(Adds details from House Democratic leader Pelosi)
By Richard Cowan
WASHINGTON, April 30 U.S. congressional
negotiators have hammered out a bipartisan agreement on a
spending package to keep the federal government funded through
the end of the current fiscal year on Sept. 30, a senior
congressional aide said on Sunday.
The House of Representatives and Senate must approve the
deal before the end of Friday and send it to President Donald
Trump for his signature to avoid the first government shutdown
On Friday, congressional sources familiar with the
negotiations said the deal could include an increase in defense
spending for this year totaling around $15 billion. But details
of the defense portion of the agreement that was struck over the
weekend were not immediately available.
House Democratic leader Nancy Pelosi said the agreement
would increase funding for Puerto Rico's Medicaid healthcare

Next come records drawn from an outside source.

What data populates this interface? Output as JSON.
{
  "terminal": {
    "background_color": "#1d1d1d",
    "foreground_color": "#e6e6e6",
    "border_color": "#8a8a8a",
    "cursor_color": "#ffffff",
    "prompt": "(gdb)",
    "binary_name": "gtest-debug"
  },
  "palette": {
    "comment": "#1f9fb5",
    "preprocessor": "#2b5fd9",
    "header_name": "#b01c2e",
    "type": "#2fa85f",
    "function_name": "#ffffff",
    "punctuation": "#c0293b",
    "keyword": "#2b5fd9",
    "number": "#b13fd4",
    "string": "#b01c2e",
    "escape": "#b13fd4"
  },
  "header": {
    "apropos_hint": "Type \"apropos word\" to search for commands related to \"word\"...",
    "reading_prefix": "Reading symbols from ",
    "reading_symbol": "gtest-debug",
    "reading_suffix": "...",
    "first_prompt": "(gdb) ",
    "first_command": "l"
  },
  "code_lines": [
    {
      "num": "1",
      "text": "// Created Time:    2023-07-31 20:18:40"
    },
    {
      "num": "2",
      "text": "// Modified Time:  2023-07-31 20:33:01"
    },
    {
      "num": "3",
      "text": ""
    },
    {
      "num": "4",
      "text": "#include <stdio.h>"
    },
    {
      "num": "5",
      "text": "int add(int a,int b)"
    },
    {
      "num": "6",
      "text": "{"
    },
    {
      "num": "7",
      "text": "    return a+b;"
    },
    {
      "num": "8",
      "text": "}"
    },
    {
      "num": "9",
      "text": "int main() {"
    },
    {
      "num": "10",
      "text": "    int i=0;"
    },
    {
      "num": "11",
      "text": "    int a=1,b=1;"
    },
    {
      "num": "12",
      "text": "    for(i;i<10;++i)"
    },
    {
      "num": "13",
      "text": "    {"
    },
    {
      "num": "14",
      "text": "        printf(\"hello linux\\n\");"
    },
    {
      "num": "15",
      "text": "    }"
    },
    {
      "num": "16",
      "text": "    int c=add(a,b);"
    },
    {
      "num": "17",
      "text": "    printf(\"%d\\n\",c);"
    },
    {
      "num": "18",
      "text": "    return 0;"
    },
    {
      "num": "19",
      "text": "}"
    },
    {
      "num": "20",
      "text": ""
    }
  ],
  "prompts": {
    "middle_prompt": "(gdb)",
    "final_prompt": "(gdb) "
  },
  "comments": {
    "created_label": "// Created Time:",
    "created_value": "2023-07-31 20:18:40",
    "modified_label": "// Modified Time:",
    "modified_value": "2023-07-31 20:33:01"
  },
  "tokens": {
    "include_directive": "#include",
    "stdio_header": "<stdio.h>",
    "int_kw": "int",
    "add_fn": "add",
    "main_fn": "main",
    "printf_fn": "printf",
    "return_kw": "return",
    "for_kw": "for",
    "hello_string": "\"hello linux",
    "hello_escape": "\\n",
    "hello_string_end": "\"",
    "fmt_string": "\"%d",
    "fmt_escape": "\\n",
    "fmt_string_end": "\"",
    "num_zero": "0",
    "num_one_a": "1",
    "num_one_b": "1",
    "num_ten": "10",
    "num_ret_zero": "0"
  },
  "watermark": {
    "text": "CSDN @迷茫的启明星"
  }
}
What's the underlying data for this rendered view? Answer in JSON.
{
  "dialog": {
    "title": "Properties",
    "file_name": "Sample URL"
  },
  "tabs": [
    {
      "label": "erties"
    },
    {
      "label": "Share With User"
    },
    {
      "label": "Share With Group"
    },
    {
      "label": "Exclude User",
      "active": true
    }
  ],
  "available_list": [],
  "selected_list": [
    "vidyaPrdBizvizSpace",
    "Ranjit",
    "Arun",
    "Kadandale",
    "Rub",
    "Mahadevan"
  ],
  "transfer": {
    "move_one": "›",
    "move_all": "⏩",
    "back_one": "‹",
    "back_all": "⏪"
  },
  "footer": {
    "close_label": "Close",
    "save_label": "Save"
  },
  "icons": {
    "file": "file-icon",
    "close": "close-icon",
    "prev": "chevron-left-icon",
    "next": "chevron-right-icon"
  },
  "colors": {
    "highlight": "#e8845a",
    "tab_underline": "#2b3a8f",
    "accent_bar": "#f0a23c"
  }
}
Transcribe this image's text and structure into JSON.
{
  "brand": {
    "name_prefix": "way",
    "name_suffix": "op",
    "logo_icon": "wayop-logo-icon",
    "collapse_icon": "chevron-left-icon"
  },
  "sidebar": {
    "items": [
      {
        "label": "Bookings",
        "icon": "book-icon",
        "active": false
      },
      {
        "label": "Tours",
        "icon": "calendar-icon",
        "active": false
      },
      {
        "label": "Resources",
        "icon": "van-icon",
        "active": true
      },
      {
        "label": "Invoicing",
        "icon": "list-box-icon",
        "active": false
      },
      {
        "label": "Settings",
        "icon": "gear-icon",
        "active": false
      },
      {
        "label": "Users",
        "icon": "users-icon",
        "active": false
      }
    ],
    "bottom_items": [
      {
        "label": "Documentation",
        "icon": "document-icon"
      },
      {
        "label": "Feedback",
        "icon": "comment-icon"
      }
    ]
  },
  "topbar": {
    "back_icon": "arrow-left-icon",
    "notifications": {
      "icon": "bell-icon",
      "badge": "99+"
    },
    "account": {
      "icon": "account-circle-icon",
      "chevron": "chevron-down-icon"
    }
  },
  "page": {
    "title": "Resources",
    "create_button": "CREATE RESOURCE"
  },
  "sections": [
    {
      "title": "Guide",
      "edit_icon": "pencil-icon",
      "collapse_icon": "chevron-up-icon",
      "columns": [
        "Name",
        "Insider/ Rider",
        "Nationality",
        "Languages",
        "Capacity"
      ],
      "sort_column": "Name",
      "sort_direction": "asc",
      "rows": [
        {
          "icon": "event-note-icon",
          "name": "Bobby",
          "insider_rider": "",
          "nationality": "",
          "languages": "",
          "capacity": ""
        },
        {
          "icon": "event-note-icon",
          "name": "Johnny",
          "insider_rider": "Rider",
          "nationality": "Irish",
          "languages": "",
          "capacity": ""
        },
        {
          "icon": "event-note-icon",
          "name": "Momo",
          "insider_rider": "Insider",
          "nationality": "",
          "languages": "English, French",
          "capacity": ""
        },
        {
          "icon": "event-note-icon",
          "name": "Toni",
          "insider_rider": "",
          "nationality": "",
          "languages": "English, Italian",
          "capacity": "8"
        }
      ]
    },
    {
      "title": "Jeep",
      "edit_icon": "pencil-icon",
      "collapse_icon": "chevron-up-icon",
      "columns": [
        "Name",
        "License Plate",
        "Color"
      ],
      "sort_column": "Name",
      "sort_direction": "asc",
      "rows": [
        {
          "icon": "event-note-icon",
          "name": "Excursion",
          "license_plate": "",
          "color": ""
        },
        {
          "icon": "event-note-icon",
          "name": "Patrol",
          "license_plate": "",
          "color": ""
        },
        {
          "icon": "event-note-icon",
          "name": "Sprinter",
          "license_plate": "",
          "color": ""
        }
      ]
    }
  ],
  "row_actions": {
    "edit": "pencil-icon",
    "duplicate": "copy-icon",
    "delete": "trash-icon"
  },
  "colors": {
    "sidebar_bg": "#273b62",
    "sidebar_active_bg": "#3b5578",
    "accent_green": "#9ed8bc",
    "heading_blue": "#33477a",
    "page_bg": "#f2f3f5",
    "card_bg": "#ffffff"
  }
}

program for the poor, which is facing shortfalls later this
year. She did not specify how much more money Puerto Rico would
Pelosi added that the massive spending bill will also
increase funding for several Democratic priorities, including
the National Institutes of Health by $2 billion this year. The
measure would deliver permanent health benefits for coal miners
and their families who faced losing their insurance next month.
During the negotiations, Democrats pushed to protect funding
for women's healthcare provider Planned Parenthood, but details
were not yet available.
The House is likely to vote first on the package, probably
early in the week and send the measure to the Senate for
approval before Friday's midnight deadline when existing funds
Republicans who control Congress and opposition Democrats
have been in intensive negotiations for weeks over the
legislation that would provide around $1 trillion in Washington
money for an array of federal programs, from airport and border
security operations to soldiers' pay, medical research, foreign
aid and domestic education programs.
If this deal passes Congress and the president signs it into
law, as expected, it would mark the first significant bipartisan
legislation passing Congress this year and since Trump took
office on Jan. 20.
Congress averted a U.S. government shutdown last Friday by
voting for a stop-gap spending bill that gave lawmakers another
week to work out federal spending over the final five months of
the fiscal year.
Even with the new progress, lawmakers are running far behind
schedule, as legislation funding government operations in
fiscal year 2017 were supposed to have been completed by last
Democrats backed Friday's stop-gap bill a day after House
Republican leaders again put off a vote on major healthcare
legislation sought by Trump and opposed by Democrats to
dismantle the 2010 Affordable Care Act, dubbed Obamacare, after
Republican moderates balked at provisions added to entice
It was unclear whether Republicans might try this week to
pass a healthcare bill in the House.
Trump earlier bowed to Democratic demands that the spending
legislation for the rest of the fiscal year not include money to
start building a wall along the U.S.-Mexico border he said is
needed to fight illegal immigration and stop drug smugglers.
The Trump administration also agreed to continue funding for
a major component of Obamacare despite Republican vows to end
(Reporting by Richard Cowan, Will Dunham and Lindsay Dunsmuir;
Editing by Peter Cooney, Simon Cameron-Moore and Neil Fullick)